"[These girls] have something to say to every politician who has fed his constituents with the stale bread of hatred and the spoiled meat of racism. They have something to say to a federal government that has compromised with the undemocratic practices of Southern Dixiecrats and the blatant hypocrisy of right-wing Northern Republicans. They have something to say to every Negro who has passively accepted the evil system of segregation and who has stood on the sidelines in a mighty struggle for justice." ....
They say to us that we must be concerned not merely about who murdered them, but about the system, the way of life, the philosophy which produced the murderers. Their death says to us that we must work passionately and unrelentingly for the realization of the American dream. Martin Luther King, Jr. September 18, 1963, Eulogy for Martyred Children
Today is a day to celebrate the life of man who gave his in order to makes us more equals and secure in our nation. It is not time to live within a prism of what we want to see, but to work towards making what is just and moral. We must make our lives and other filled with a better reality. If we want less violence, we must be less violent. If we want equality we must treat each other equally. If we want to make the system better, we must participate in it in a way that does not forget about those that might fall between the cracks and slip from the reach of help. These are also things that the civil rights movement sought for. As the movement grew, It wasn't just
about racial equality, it was a movement to empower ALL Americans to achieve equality: socially, economically and mentally. It was to bring the forgotten in this nation back into the fold.
And this can happen to America, the richest nation in the world-and nothing’s wrong with that-this is America’s opportunity to help bridge the gulf between the haves and the have-nots. The question is whether America will do it. There is nothing new about poverty. What is new is that we now have the techniques and the resources to get rid of poverty. The real question is whether we have the will.
In a few weeks some of us are coming to Washington to see if the will is still alive or if it is alive in this nation.
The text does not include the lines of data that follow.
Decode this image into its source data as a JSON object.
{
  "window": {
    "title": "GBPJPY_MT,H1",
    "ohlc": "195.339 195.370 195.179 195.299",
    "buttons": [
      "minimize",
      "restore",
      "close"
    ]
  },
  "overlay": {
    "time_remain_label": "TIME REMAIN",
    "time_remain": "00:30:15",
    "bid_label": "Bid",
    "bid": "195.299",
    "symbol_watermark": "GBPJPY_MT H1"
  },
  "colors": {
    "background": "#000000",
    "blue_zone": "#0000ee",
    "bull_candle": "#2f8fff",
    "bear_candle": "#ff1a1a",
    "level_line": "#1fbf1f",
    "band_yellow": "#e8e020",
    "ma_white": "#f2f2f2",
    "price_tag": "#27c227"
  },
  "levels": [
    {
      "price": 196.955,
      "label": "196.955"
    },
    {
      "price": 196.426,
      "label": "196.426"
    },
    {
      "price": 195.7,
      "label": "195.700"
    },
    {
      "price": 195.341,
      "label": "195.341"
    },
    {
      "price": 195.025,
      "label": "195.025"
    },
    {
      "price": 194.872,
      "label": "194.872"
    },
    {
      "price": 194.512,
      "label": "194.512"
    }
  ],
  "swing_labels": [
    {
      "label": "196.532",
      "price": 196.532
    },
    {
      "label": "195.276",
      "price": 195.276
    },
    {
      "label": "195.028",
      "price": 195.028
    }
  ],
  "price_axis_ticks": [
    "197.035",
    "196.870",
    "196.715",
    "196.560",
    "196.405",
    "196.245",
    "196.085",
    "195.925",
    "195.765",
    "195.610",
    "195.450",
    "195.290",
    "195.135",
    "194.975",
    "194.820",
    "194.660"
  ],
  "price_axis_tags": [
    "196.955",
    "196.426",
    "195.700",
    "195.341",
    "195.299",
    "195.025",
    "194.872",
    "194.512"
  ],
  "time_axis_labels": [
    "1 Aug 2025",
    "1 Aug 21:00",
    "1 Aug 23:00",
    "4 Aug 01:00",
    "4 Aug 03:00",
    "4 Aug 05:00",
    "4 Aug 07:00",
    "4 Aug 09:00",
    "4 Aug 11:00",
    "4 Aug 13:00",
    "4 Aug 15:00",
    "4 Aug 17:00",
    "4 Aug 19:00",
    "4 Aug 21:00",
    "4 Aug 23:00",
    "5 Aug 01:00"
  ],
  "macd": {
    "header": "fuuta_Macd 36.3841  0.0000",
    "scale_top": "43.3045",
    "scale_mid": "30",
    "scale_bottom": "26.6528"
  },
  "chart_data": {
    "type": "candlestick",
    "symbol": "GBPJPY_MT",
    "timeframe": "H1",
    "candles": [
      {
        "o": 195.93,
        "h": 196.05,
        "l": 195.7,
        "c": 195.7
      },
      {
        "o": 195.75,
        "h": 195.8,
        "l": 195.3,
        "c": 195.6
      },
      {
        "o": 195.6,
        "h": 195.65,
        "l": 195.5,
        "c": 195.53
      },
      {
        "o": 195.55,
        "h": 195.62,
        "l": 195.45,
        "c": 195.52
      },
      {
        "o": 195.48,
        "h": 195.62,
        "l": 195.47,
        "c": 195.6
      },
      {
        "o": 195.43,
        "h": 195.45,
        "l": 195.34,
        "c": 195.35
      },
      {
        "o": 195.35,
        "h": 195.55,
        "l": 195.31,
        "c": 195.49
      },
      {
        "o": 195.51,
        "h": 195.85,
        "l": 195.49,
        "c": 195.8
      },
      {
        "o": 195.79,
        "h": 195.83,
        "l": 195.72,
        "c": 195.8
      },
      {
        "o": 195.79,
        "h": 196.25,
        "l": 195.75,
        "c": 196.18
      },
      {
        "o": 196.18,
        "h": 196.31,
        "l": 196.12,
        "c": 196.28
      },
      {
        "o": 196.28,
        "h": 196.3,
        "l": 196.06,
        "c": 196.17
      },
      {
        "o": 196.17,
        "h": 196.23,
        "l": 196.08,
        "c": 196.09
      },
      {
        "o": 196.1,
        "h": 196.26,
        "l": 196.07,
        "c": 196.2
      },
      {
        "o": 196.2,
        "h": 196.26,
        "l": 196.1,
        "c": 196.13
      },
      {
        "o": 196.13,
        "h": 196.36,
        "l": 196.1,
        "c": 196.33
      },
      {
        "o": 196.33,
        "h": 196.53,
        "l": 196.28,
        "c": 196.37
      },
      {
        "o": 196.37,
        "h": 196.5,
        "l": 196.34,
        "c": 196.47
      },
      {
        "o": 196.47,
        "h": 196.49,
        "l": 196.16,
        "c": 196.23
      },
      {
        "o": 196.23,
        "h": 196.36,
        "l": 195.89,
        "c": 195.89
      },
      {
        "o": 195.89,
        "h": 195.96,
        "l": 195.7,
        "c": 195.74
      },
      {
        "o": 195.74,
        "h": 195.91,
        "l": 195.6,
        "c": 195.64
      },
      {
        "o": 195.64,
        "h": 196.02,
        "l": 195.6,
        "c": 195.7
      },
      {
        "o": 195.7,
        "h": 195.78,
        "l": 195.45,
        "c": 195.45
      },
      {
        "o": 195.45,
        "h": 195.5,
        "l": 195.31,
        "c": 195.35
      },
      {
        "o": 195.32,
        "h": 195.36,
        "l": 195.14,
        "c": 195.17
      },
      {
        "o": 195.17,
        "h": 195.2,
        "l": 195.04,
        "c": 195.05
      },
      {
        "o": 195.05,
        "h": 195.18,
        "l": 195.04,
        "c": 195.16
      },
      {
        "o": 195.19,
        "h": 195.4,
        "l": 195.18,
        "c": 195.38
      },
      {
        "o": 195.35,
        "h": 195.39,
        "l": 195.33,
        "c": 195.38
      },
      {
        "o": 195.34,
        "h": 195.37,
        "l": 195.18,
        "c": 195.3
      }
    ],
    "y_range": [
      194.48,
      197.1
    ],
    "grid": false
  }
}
We are coming to Washington in a Poor People’s Campaign. Yes, we are going to bring the tired, the poor, the huddled masses. We are going to bring those who have known long years of hurt and neglect. We are going to bring those who have come to feel that life is a long and desolate corridor with no exit signs. We are going to bring children and adults and old people, people who have never seen a doctor or a dentist in their lives.
This was Dr. King's last major speech before he himself was felled by gun violence.
Nothing will change until the people move to change it. This is what should be done in honoring Dr. King. Civil rights was not just about race, it was about the measure of people and what we can do to lift everyone up. It was about dignity and honor. It was about life, liberty and being able to pursue happiness without fear of being persecuted by others.
Let us all strive to do our part today and everyday. Man was born into barbarism when killing his fellow man was a normal condition of existence. He became endowed with a conscience. And he has now reached the day when violence toward another human being must become as abhorrent as eating another's flesh.